The Villa Savoye in Poissy is situated on a smoothly sloping hilltop in the midst of a field, with a splendid view of the Seine Valley. The house's ground plan is a perfect square. Pilotis raise the "corps du logis" one story above the ground, and the ground level is defined as the zone of motion--of traffic. The arrival and departure of guests takes place here protected by the building itself. The minimum turning radius of an automobile determined the radius of the semicircular ground floor that contains an elegant reception hall, garages, and the servant's quarters. The traffic solution of the Villa Savoye with its curved driveway (recurring, decades later, on a larger scale in American bus terminals)is the most straight forward application of Le Corbusier's definition of the ground level as the area of motion versus the upper stories as an area of the motionless (living and working).
From the hall a two-stage ramp leads into the living area. The generously dimensioned rooms are arranged in an L-shape along two of the four sides of the "corps du logis." About one-third of the surface area is occupied by an open terrace enclosed by the walls of the house. The corner-to corner slits of the elongated windows addord views of the distant landscape, and the ramp then leads upward under the open sky to the solarium.
On the solarium level, straight and curved screens form a geometric landscape of surfaces and volumes in space. The immediately surrounding landscape is blocked off; one is left face to face with the sky. Perhaps the most sttriking feature of the Villa is the ramp, which lends a simple walk on the roof terrace the aura of a ceremonial ascent. What is the origin and meaning of the motif? The articulation of the arrival-zones in terms of solemnly exposed ascents has been a major theme of "high achitecture" from Palladio up to the great châteaus of the seventeenth and eighteenth centuries. In Le Corbusier's case, however, the forms appears to have industrial, that is, machine age, overtones recalling moterized traffic with its roadways in the forms of bridges, ramps, and loops. In Towards a New Architecture he had published a photograph of the Fiat test track on the roof of their factory in Turin, and in Paris, large elevated access ramps for taxis were outstanding architectural elements at the old Gare Montparnasse and the Gare de Lyon. All this most have interested Le Corbusier and there is little doubt that ramps in his houses reflect something of the thrill of fast motorized circulation within the modern city.

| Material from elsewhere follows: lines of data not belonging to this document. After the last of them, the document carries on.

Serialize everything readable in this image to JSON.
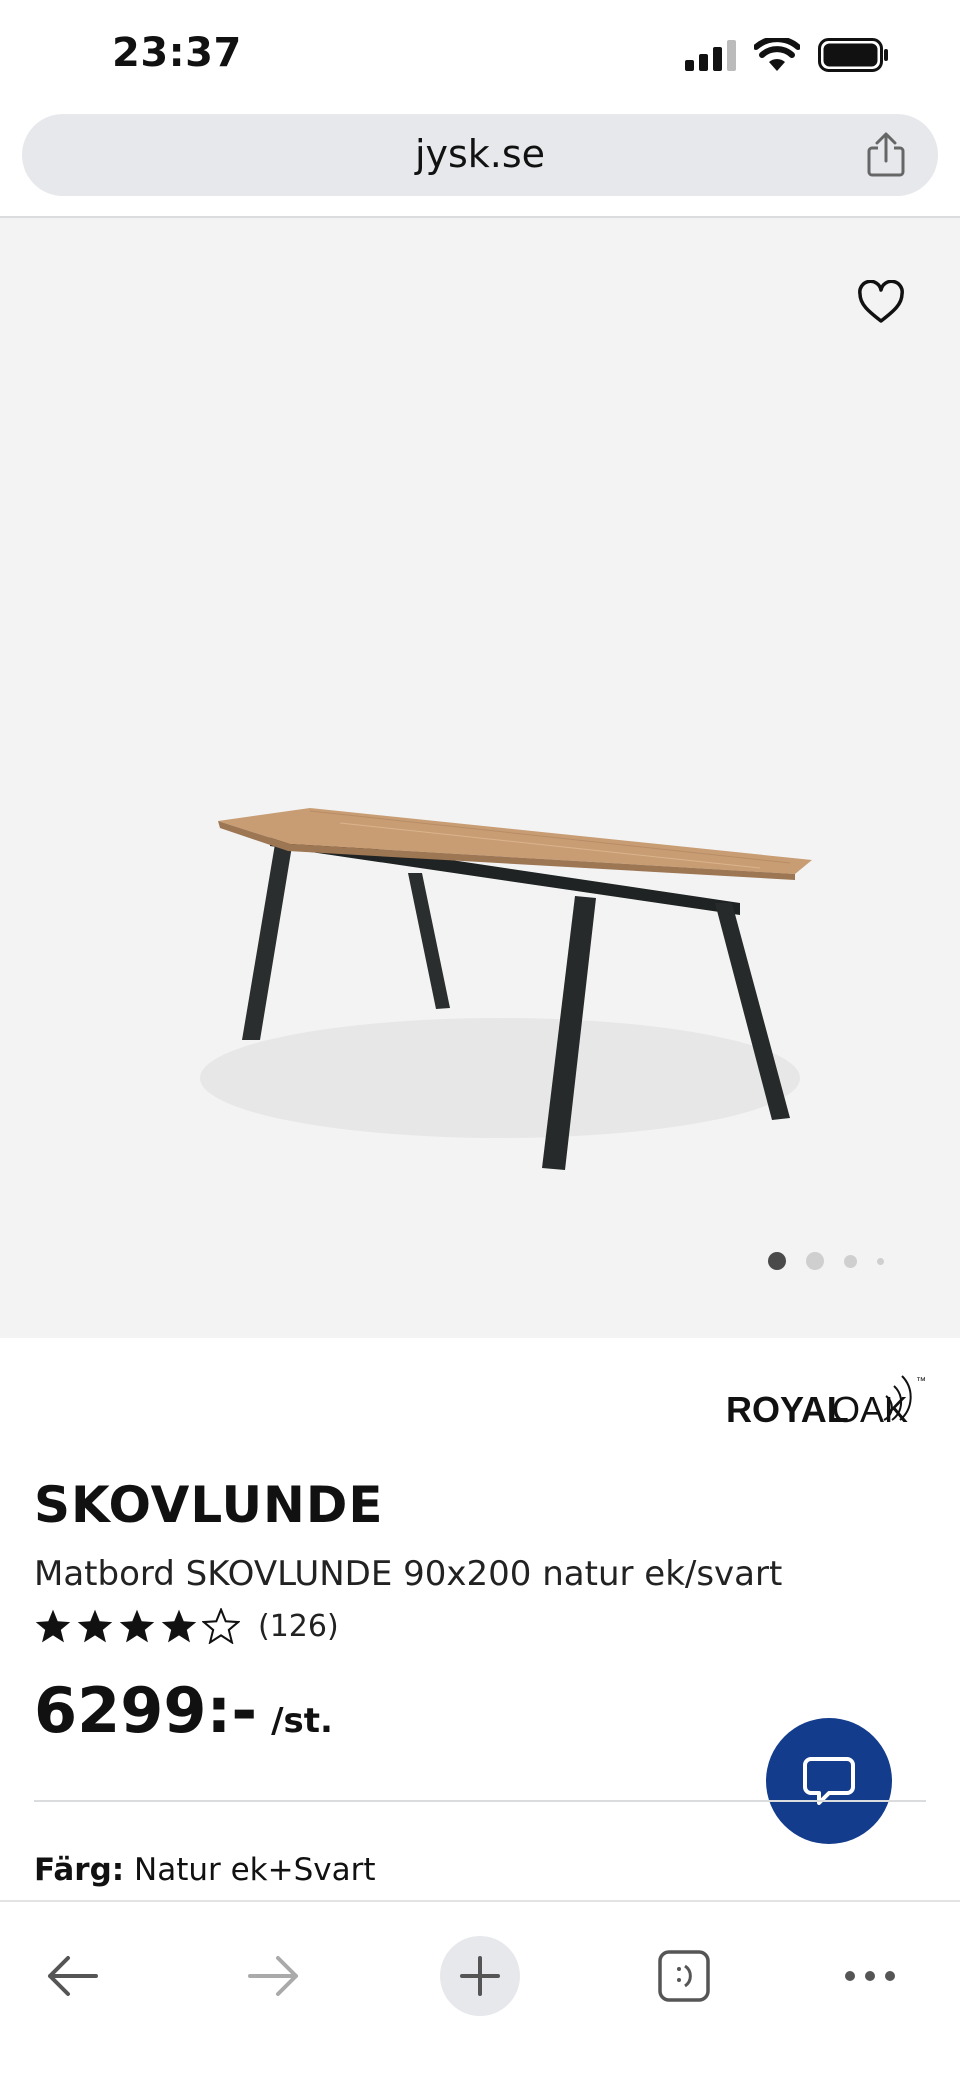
{
  "status": {
    "time": "23:37"
  },
  "browser": {
    "url": "jysk.se"
  },
  "product": {
    "brand": "ROYAL OAK",
    "brand_part1": "ROYAL",
    "brand_part2": "OAK",
    "brand_tm": "™",
    "name": "SKOVLUNDE",
    "description": "Matbord SKOVLUNDE 90x200 natur ek/svart",
    "rating": 4.5,
    "rating_max": 5,
    "review_count": "(126)",
    "price": "6299:-",
    "price_unit": "/st.",
    "color_label": "Färg:",
    "color_value": "Natur ek+Svart",
    "image_pages": 4,
    "image_current": 1
  },
  "icons": {
    "share": "share-icon",
    "favorite": "heart-icon",
    "chat": "chat-icon",
    "back": "arrow-left-icon",
    "forward": "arrow-right-icon",
    "new_tab": "plus-icon",
    "tabs": "tabs-icon",
    "more": "more-icon"
  },
  "colors": {
    "accent": "#143c8c",
    "image_bg": "#f3f3f3",
    "url_bar": "#e6e8eb"
  }
}
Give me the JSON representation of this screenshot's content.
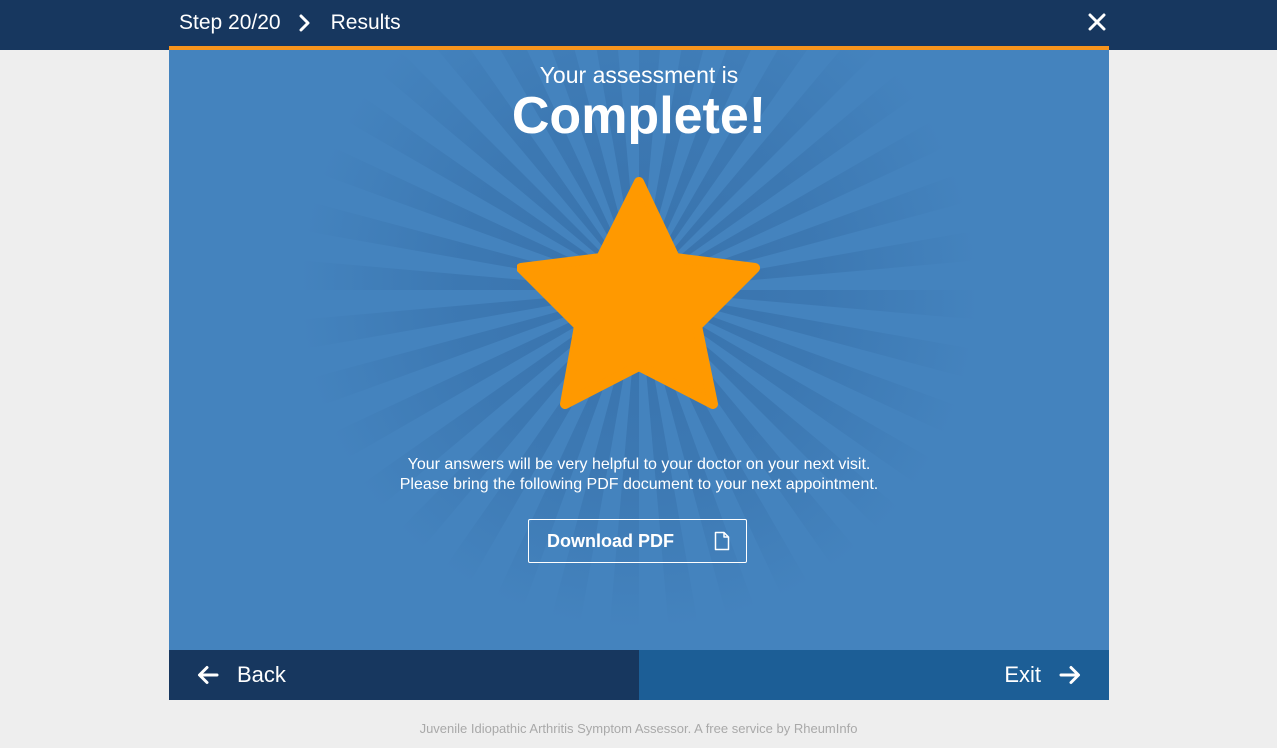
{
  "header": {
    "step": "Step 20/20",
    "section": "Results"
  },
  "panel": {
    "subtitle": "Your assessment is",
    "title": "Complete!",
    "message_line1": "Your answers will be very helpful to your doctor on your next visit.",
    "message_line2": "Please bring the following PDF document to your next appointment.",
    "download_label": "Download PDF"
  },
  "nav": {
    "back_label": "Back",
    "exit_label": "Exit"
  },
  "footer": {
    "text": "Juvenile Idiopathic Arthritis Symptom Assessor. A free service by RheumInfo"
  },
  "icons": {
    "step": "chevron-right-icon",
    "close": "close-icon",
    "award": "star-icon",
    "file": "document-icon",
    "back": "arrow-left-icon",
    "exit": "arrow-right-icon"
  },
  "colors": {
    "header": "#17375f",
    "accent": "#f7941d",
    "panel": "#4483be",
    "star": "#ff9900",
    "exit": "#1c5e96"
  }
}
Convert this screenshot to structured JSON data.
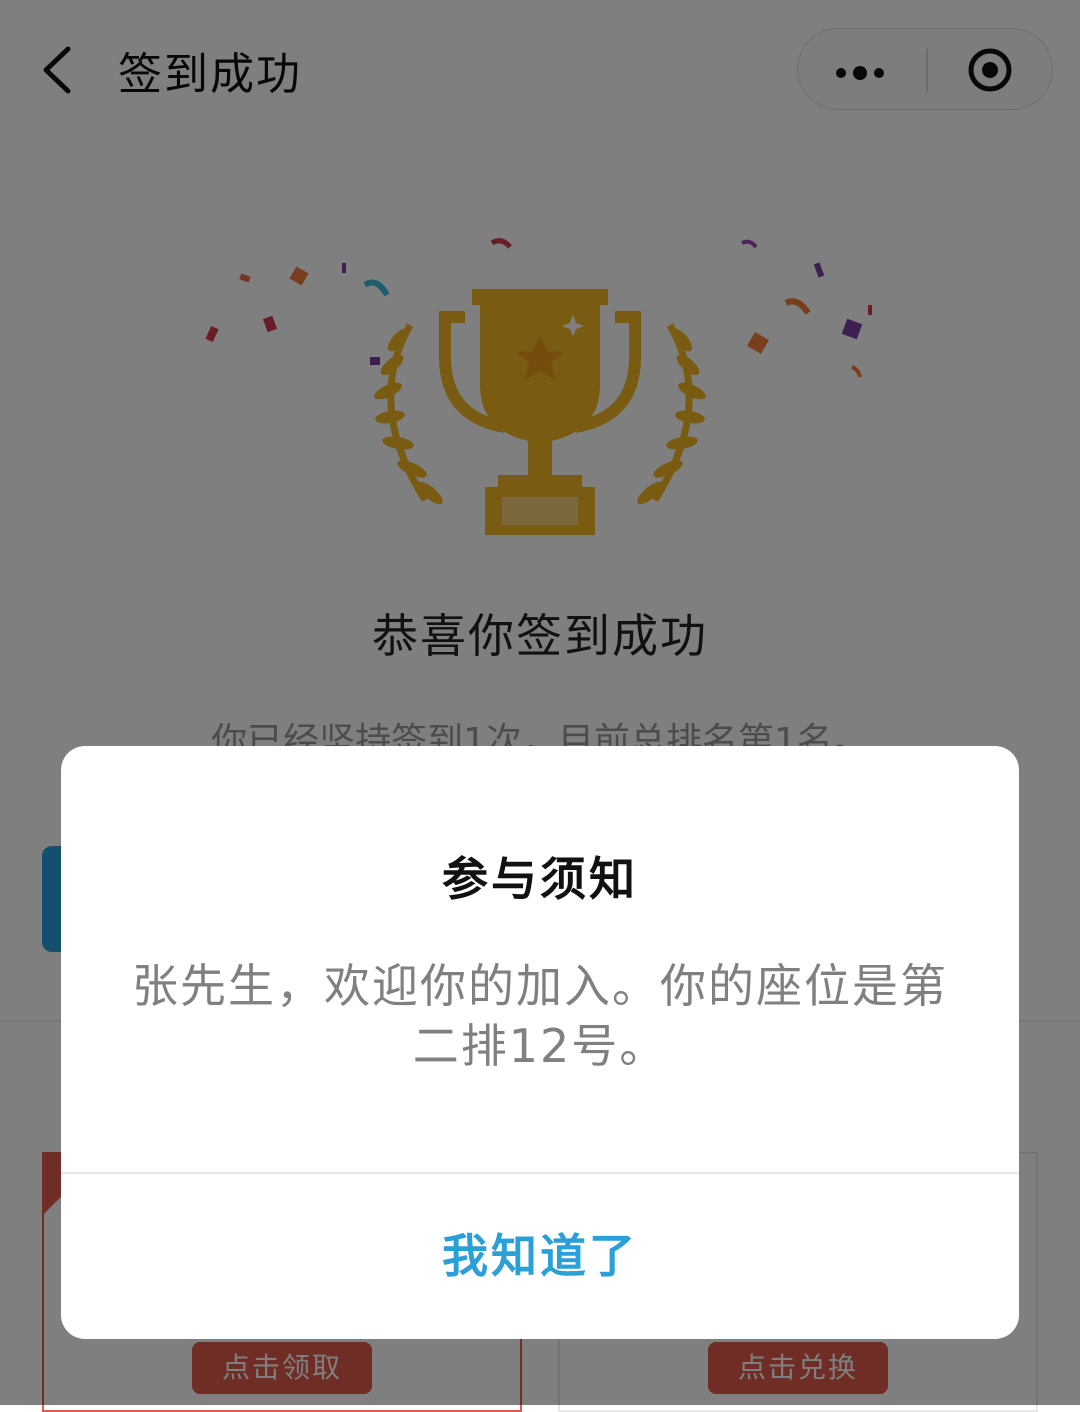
{
  "nav": {
    "title": "签到成功"
  },
  "main": {
    "congrats_title": "恭喜你签到成功",
    "streak_text": "你已经坚持签到1次，目前总排名第1名。",
    "cards": [
      {
        "button_label": "点击领取"
      },
      {
        "button_label": "点击兑换"
      }
    ]
  },
  "modal": {
    "title": "参与须知",
    "content": "张先生，欢迎你的加入。你的座位是第二排12号。",
    "confirm_label": "我知道了"
  },
  "colors": {
    "accent": "#2a9fd8",
    "trophy_gold": "#f2b925",
    "card_button": "#e05b4a"
  }
}
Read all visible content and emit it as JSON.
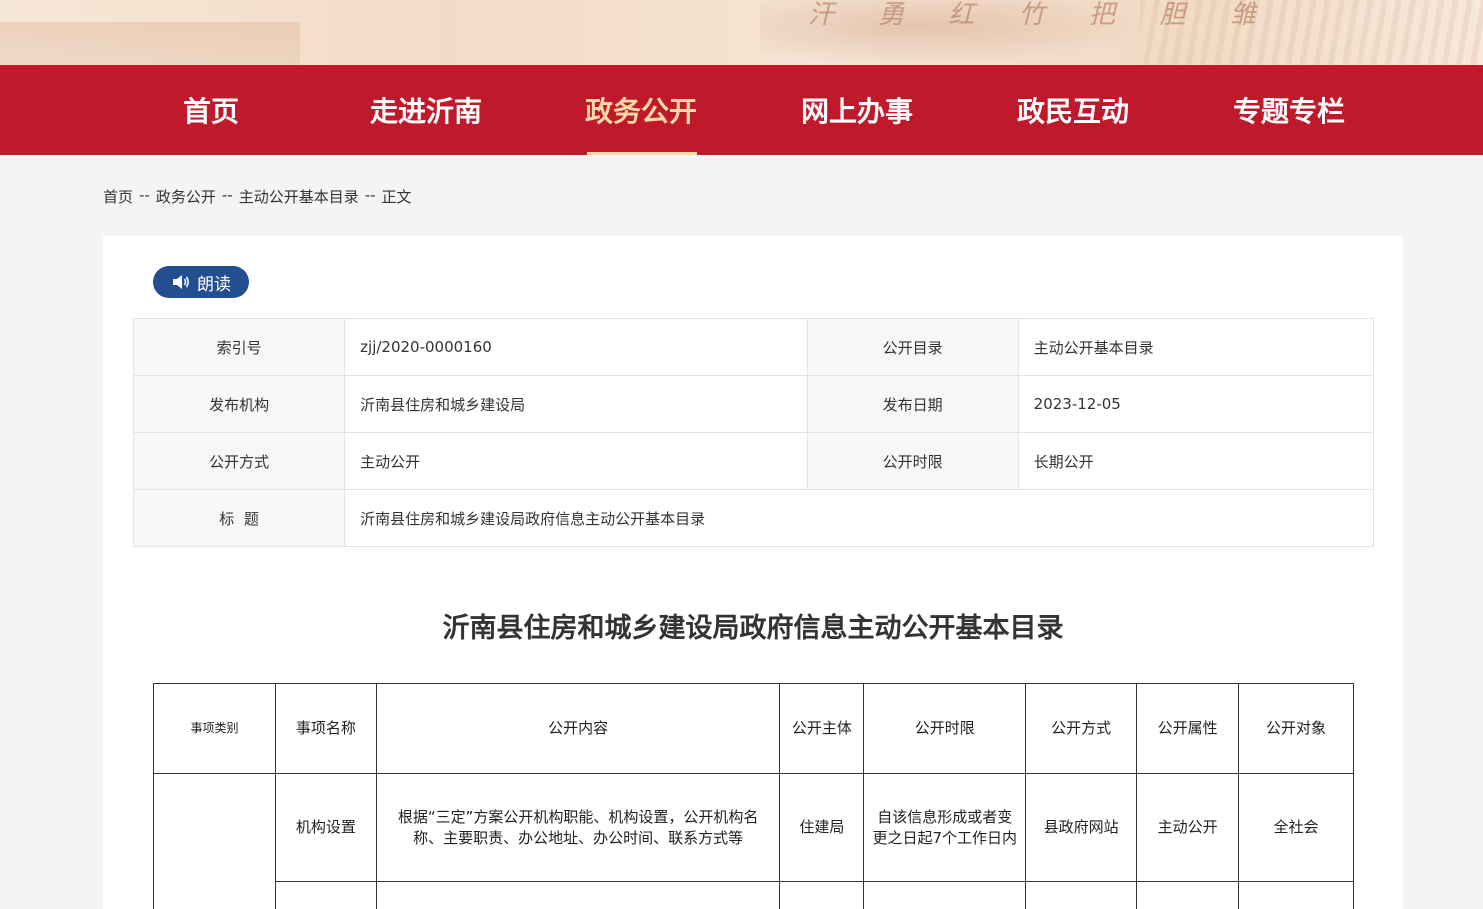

This idea found other, more obvious realizations in later years, The most spectacular is Harvard's Carpenter Center: its ramps are a sort of miniture version of Boston's Southeast Expressway running through the structure in a bold S-shaped curve, peircing it like a tunnel, and inviting the pedestrians to take a metaphorical stroll through Corbusier's ideal "ville radieuse."
So much for the explicit machine-age symbolism. But the ramp is also a spectacle of pure form and space, and it has been praised as such by Giedion who insisted that it is impossible to "comprehend the Villa Savoye by a view from a single point; quite literally, it is a construction in space-time." Le Corbusier's own comments on space-time are more straightforward: "It is by moving about . . . that one can see the orders of architecture developing." And once again, as he had done earlier in connection with the Villa La Roche, the architect speaks of "promenade architecturale," and the vernacular architectue of North Africa as sources of inspiration.